Filmmakers, in my book, also have to be responsible. You can’t make the entire film about stalking, and work things out in the climax in such a way that there’s repentance or large-heartedness; that’s unjust. Yes, it’s always the issue of striking a balance between stimulating intellect versus appealing to/triggering basic instincts. Like journalist friend Sangeetha Devi Dundoo said: “These days, I get upset watching such portrayals. Divya in Kaadhal Kondein, Anita in Rainbow Colony, Yamini in Mayakkam Enna, and Geeta in NGK deserved so much better. This whole idea of women having to put up with, or mentor the men who are supposedly warped geniuses/wolves in sheep’s clothing…I am tired of it.”
Makes me wonder, will everyone react the same way if the women are the warped geniuses and the men have to help them become better people?
The disappointment is all the more, because the same filmmaker has given us women who have not just taken control of their lives, but also given back in the way they could, to get even. Pudupettai’s Selvi, played by Sonia Agarwal, who also did 7G and Kaadhal Kondein, was a delicious character, who bides her time and finally avenges her hurt. The women of Aayirathil Oruvan, Anitha Pandyan and Lavanya Chandramouli have a reason to exist in the script, and if you ignore the juvenile bit where they fight over Muthu.
In a warped way, I get less irritated seeing the stereotypical loosu ponnu characters on screen. They don’t know better. But, Selva’s women do, and they still get to play second fiddle.

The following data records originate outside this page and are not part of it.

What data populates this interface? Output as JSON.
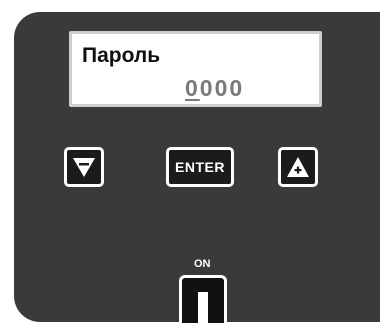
{
  "display": {
    "label": "Пароль",
    "value_cursor": "0",
    "value_rest": "000"
  },
  "keys": {
    "down_icon": "minus-down-triangle-icon",
    "enter_label": "ENTER",
    "up_icon": "plus-up-triangle-icon"
  },
  "power": {
    "label": "ON",
    "icon": "power-bar-icon"
  },
  "colors": {
    "panel": "#3a3a3a",
    "key_border": "#ffffff",
    "display_bg": "#ffffff",
    "display_value": "#7a7a7a"
  }
}
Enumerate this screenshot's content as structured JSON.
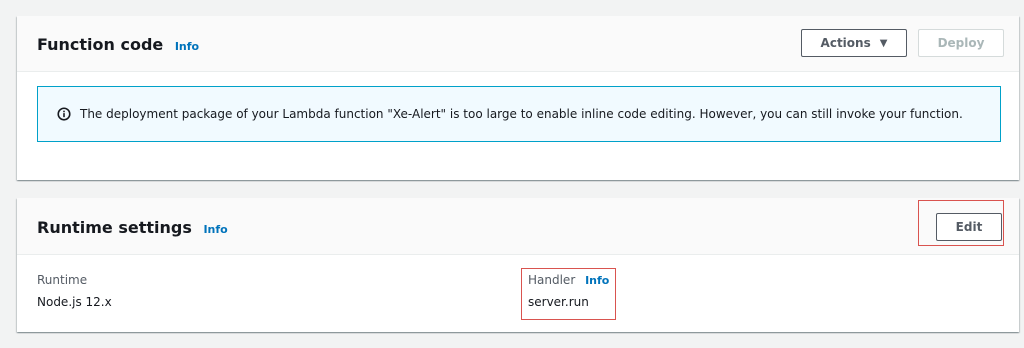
{
  "function_code": {
    "title": "Function code",
    "info_label": "Info",
    "actions_label": "Actions",
    "actions_caret": "▼",
    "deploy_label": "Deploy",
    "alert_icon": "info-circle-icon",
    "alert_message": "The deployment package of your Lambda function \"Xe-Alert\" is too large to enable inline code editing. However, you can still invoke your function."
  },
  "runtime_settings": {
    "title": "Runtime settings",
    "info_label": "Info",
    "edit_label": "Edit",
    "runtime_label": "Runtime",
    "runtime_value": "Node.js 12.x",
    "handler_label": "Handler",
    "handler_info_label": "Info",
    "handler_value": "server.run"
  },
  "colors": {
    "info_link": "#0073bb",
    "alert_border": "#00a1c9",
    "alert_background": "#f1faff",
    "highlight": "#d9534f"
  }
}
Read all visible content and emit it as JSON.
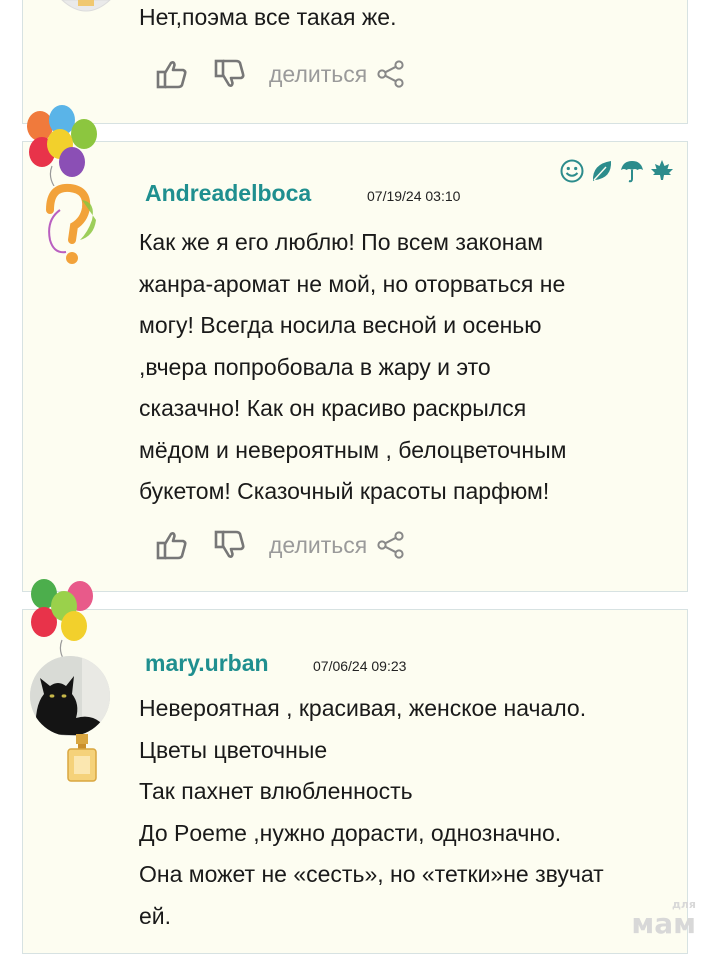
{
  "comments": [
    {
      "text": "Нет,поэма все такая же.",
      "share_label": "делиться"
    },
    {
      "author": "Andreadelboca",
      "date": "07/19/24 03:10",
      "lines": [
        "Как же я его люблю! По всем законам",
        "жанра-аромат не мой, но оторваться не",
        "могу! Всегда носила весной и осенью",
        ",вчера попробовала в жару и это",
        "сказачно! Как он красиво раскрылся",
        "мёдом и невероятным , белоцветочным",
        "букетом! Сказочный красоты парфюм!"
      ],
      "share_label": "делиться",
      "badges": [
        "smiley-icon",
        "leaf-icon",
        "umbrella-icon",
        "maple-leaf-icon"
      ]
    },
    {
      "author": "mary.urban",
      "date": "07/06/24 09:23",
      "lines": [
        "Невероятная , красивая, женское начало.",
        "Цветы цветочные",
        "Так пахнет влюбленность",
        "До Poeme ,нужно дорасти, однозначно.",
        "Она может не «сесть», но «тетки»не звучат",
        "ей."
      ]
    }
  ],
  "watermark": {
    "top": "для",
    "bottom": "мам"
  },
  "colors": {
    "author": "#1f8f8f",
    "card_bg": "#fdfdf1",
    "card_border": "#d7e2e2",
    "share": "#9a9a9a"
  }
}
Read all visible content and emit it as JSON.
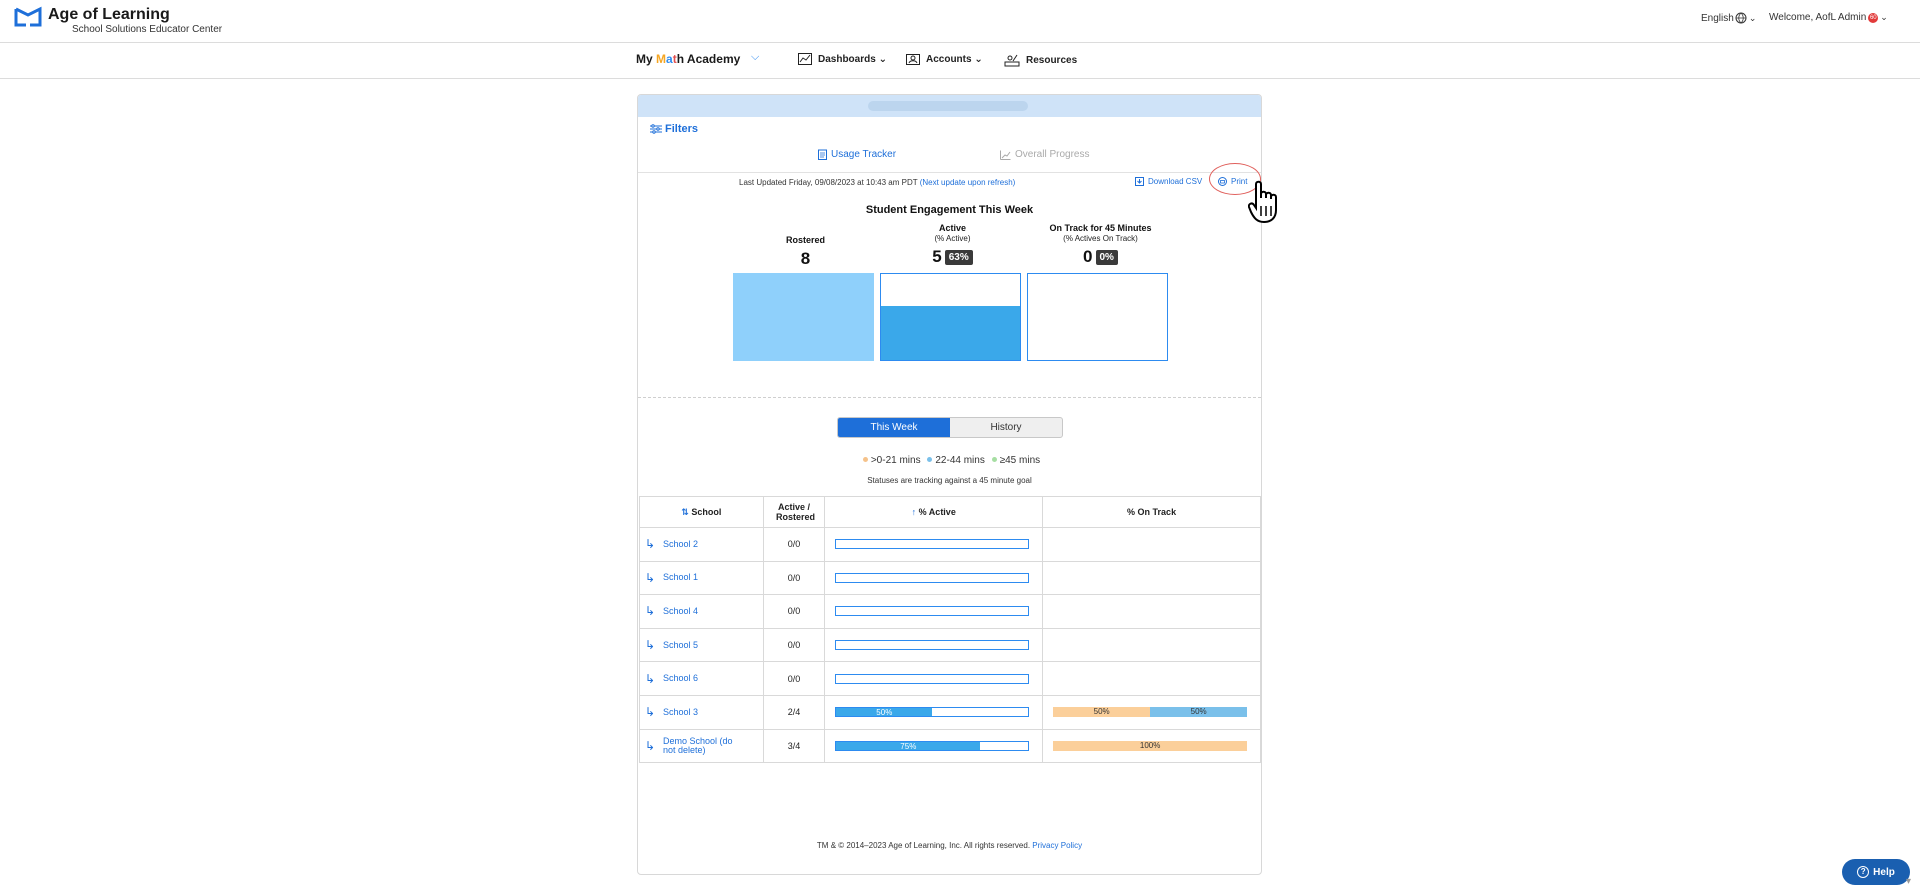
{
  "header": {
    "logo_name": "Age of Learning",
    "logo_sub": "School Solutions Educator Center",
    "language": "English",
    "welcome": "Welcome, AofL Admin",
    "notif_badge": "60"
  },
  "nav": {
    "product_prefix": "My ",
    "product_m": "M",
    "product_a": "a",
    "product_t": "t",
    "product_suffix": "h Academy",
    "items": [
      {
        "label": "Dashboards ⌄"
      },
      {
        "label": "Accounts ⌄"
      },
      {
        "label": "Resources"
      }
    ]
  },
  "card": {
    "filters_label": "Filters",
    "subtabs": {
      "usage": "Usage Tracker",
      "progress": "Overall Progress"
    },
    "updated_text": "Last Updated Friday, 09/08/2023 at 10:43 am PDT ",
    "updated_link": "(Next update upon refresh)",
    "download_csv": "Download CSV",
    "print": "Print",
    "engagement_title": "Student Engagement This Week",
    "metrics": [
      {
        "label": "Rostered",
        "sub": "",
        "value": "8",
        "badge": "",
        "fill_fraction": 1.0,
        "fill_color": "#8fd0fb"
      },
      {
        "label": "Active",
        "sub": "(% Active)",
        "value": "5",
        "badge": "63%",
        "fill_fraction": 0.625,
        "fill_color": "#3aa8ea"
      },
      {
        "label": "On Track for 45 Minutes",
        "sub": "(% Actives On Track)",
        "value": "0",
        "badge": "0%",
        "fill_fraction": 0.0,
        "fill_color": "#3aa8ea"
      }
    ],
    "toggle": {
      "this_week": "This Week",
      "history": "History"
    },
    "legend": [
      {
        "label": ">0-21 mins",
        "color": "#f5c28a"
      },
      {
        "label": "22-44 mins",
        "color": "#7ac0ea"
      },
      {
        "label": "≥45 mins",
        "color": "#a6dea2"
      }
    ],
    "goal_note": "Statuses are tracking against a 45 minute goal",
    "table": {
      "headers": {
        "school": "School",
        "ratio": "Active / Rostered",
        "active": "% Active",
        "ontrack": "% On Track"
      },
      "rows": [
        {
          "school": "School 2",
          "ratio": "0/0",
          "active_pct": 0,
          "active_label": "",
          "ontrack": []
        },
        {
          "school": "School 1",
          "ratio": "0/0",
          "active_pct": 0,
          "active_label": "",
          "ontrack": []
        },
        {
          "school": "School 4",
          "ratio": "0/0",
          "active_pct": 0,
          "active_label": "",
          "ontrack": []
        },
        {
          "school": "School 5",
          "ratio": "0/0",
          "active_pct": 0,
          "active_label": "",
          "ontrack": []
        },
        {
          "school": "School 6",
          "ratio": "0/0",
          "active_pct": 0,
          "active_label": "",
          "ontrack": []
        },
        {
          "school": "School 3",
          "ratio": "2/4",
          "active_pct": 50,
          "active_label": "50%",
          "ontrack": [
            {
              "pct": 50,
              "label": "50%",
              "color": "#fbcf9a"
            },
            {
              "pct": 50,
              "label": "50%",
              "color": "#7ac0ea"
            }
          ]
        },
        {
          "school": "Demo School (do not delete)",
          "ratio": "3/4",
          "active_pct": 75,
          "active_label": "75%",
          "ontrack": [
            {
              "pct": 100,
              "label": "100%",
              "color": "#fbcf9a"
            }
          ]
        }
      ]
    },
    "footer_text": "TM & © 2014–2023 Age of Learning, Inc. All rights reserved. ",
    "footer_link": "Privacy Policy"
  },
  "help": {
    "label": "Help",
    "q": "?"
  }
}
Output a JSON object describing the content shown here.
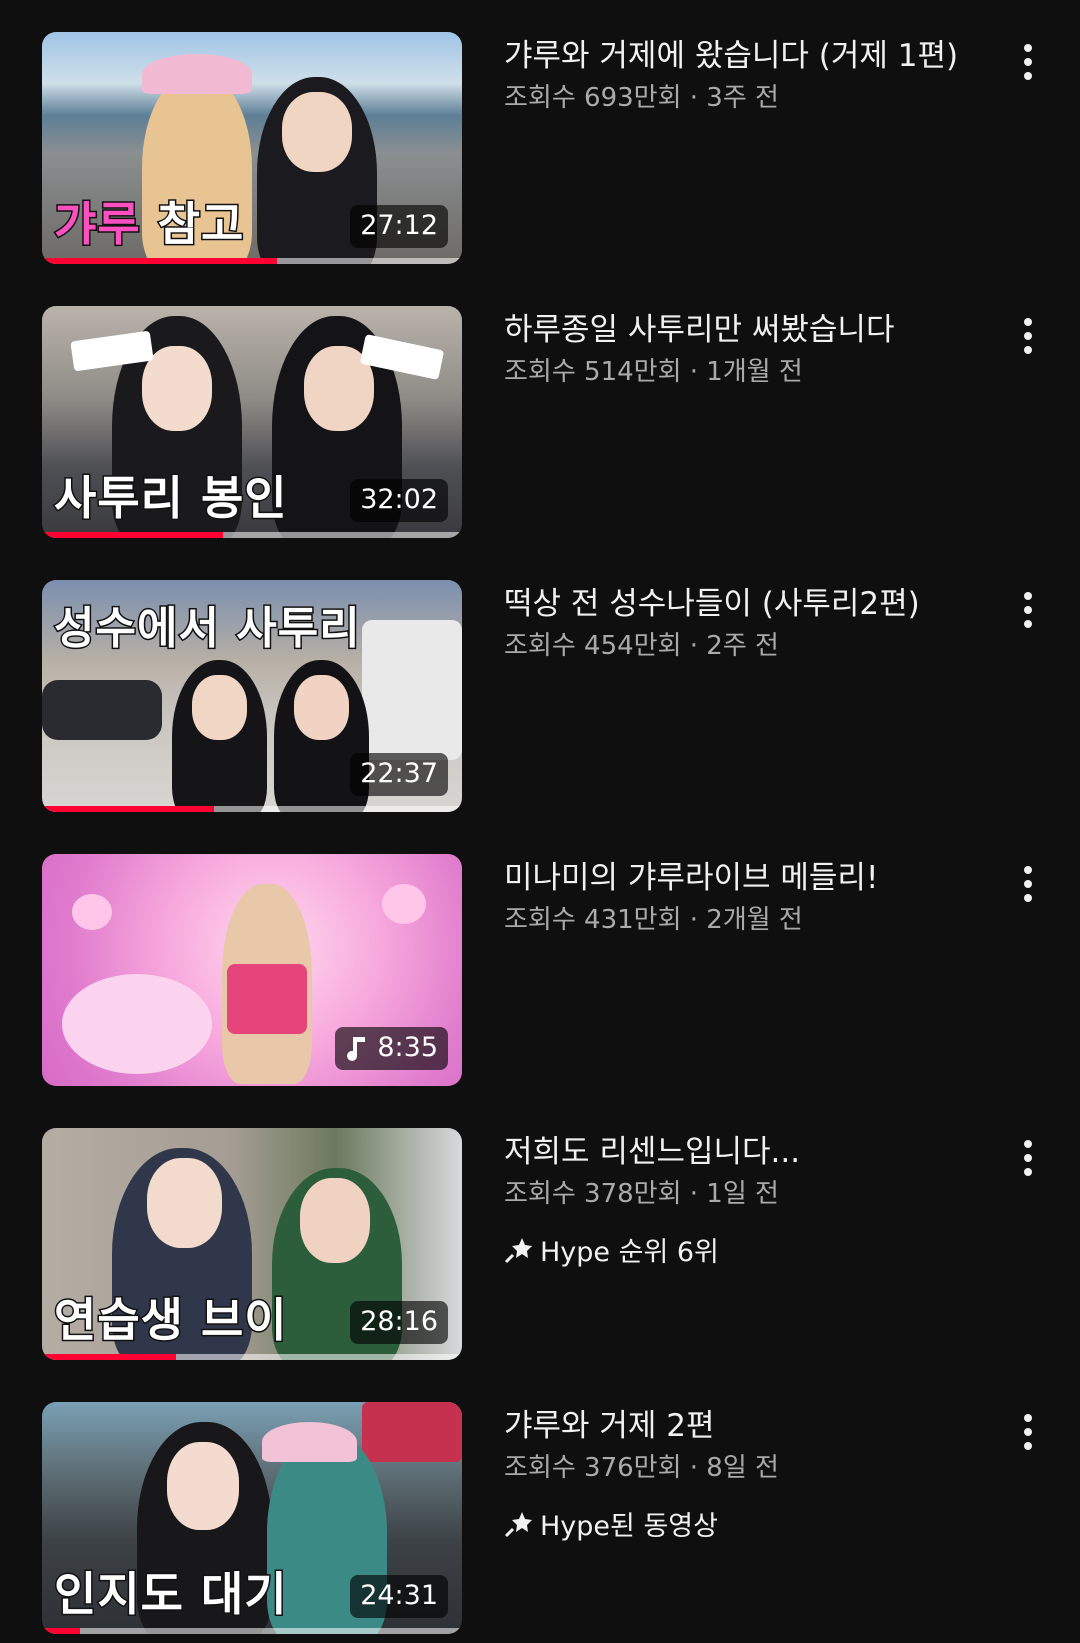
{
  "colors": {
    "background": "#0f0f0f",
    "progress": "#ff0033",
    "secondary_text": "#aaaaaa"
  },
  "videos": [
    {
      "title": "갸루와 거제에 왔습니다 (거제 1편)",
      "views": "조회수 693만회 · 3주 전",
      "duration": "27:12",
      "thumb_caption_pink": "갸루",
      "thumb_caption": " 참고",
      "watched": 0.56,
      "badge": ""
    },
    {
      "title": "하루종일 사투리만 써봤습니다",
      "views": "조회수 514만회 · 1개월 전",
      "duration": "32:02",
      "thumb_caption_pink": "",
      "thumb_caption": "사투리 봉인",
      "watched": 0.43,
      "badge": ""
    },
    {
      "title": "떡상 전 성수나들이 (사투리2편)",
      "views": "조회수 454만회 · 2주 전",
      "duration": "22:37",
      "thumb_caption_pink": "",
      "thumb_caption": "성수에서 사투리",
      "watched": 0.41,
      "badge": ""
    },
    {
      "title": "미나미의 갸루라이브 메들리!",
      "views": "조회수 431만회 · 2개월 전",
      "duration": "8:35",
      "duration_icon": "music-note-icon",
      "thumb_caption_pink": "",
      "thumb_caption": "",
      "watched": 0,
      "badge": ""
    },
    {
      "title": "저희도 리센느입니다...",
      "views": "조회수 378만회 · 1일 전",
      "duration": "28:16",
      "thumb_caption_pink": "",
      "thumb_caption": "연습생 브이",
      "watched": 0.32,
      "badge": "Hype 순위 6위",
      "badge_icon": "hype-sparkle-icon"
    },
    {
      "title": "갸루와 거제 2편",
      "views": "조회수 376만회 · 8일 전",
      "duration": "24:31",
      "thumb_caption_pink": "",
      "thumb_caption": "인지도 대기",
      "watched": 0.09,
      "badge": "Hype된 동영상",
      "badge_icon": "hype-sparkle-icon"
    }
  ]
}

Mayakkam Enna won’t be the same without Yamini, but how could a fierce, independent girl who chooses her boyfriend’s friend over him turn into the under-confident married woman who is a willing doormat? The kind who tolerates every kind of abuse, refuses to walk out, and finally even washes off proof of her aborted foetus from the floor? Yes, Dhanush’s Karthik was suffering, but why is the onus on Yamini to make him a human again?
The women in Selva’s film have too much work to do. This, even when the men get away pretty easily. Women work tremendously even when the film is set in another universe, like in Irandaam Ulagam. However, in a way, Varna, the other world girl, was like the rest of us, fighting men at every step of the way, shielding herself from all things, including love. She might seem adamant, but exercises her right to choose.
“Why do all his movies revolve around men? Why do the women always pander to them?,” asks a filmgoer friend, who insists she does not ever read too much into characters. So, those very same traits that seem to make sense to men fall flat with us. In a warped way, I get less irritated seeing the stereotypical loosu ponnu characters on screen. They don’t know better. But, Selva’s women do, and they still get to play second fiddle. And, please, while we are at it, can we stop with the ‘wife as mother’ trope. It just allows for more mollycoddling, and looking after.
Three strong women
If I had to pick three of Selva’s strong women, women who are not apologetic about who they are, and who gloriously survive the testosterone-charged world of Selvaraghavan, they would be Selvi of Pudupettai: from the girl who is all set to get married to a man she likes and becoming a thug’s wife, to hitting Kokki Kumar where it hurts, Sonia Agarwal got to play a role that set right every injustice rendered to her.
Anitha Pandyan of Aayirathil Oruvan: It takes courage to be the harbinger of doom to a hidden civilisation, and some more to cold-bloodedly kill, and justify one’s actions. The film showcased a woman driven by an ancient hate, who would demean herself to get what she wants.
Varna of Irandaam Ulagam: As much as the film troubled us with its undecipherable layers and bad CG, Varna was a woman who knew what she had to do to survive. A hunter-gatherer who was used to the bitter cold, and even though it felt good when a man bathed her feet with hot water, knew when to pull back, and preserve her sense of self.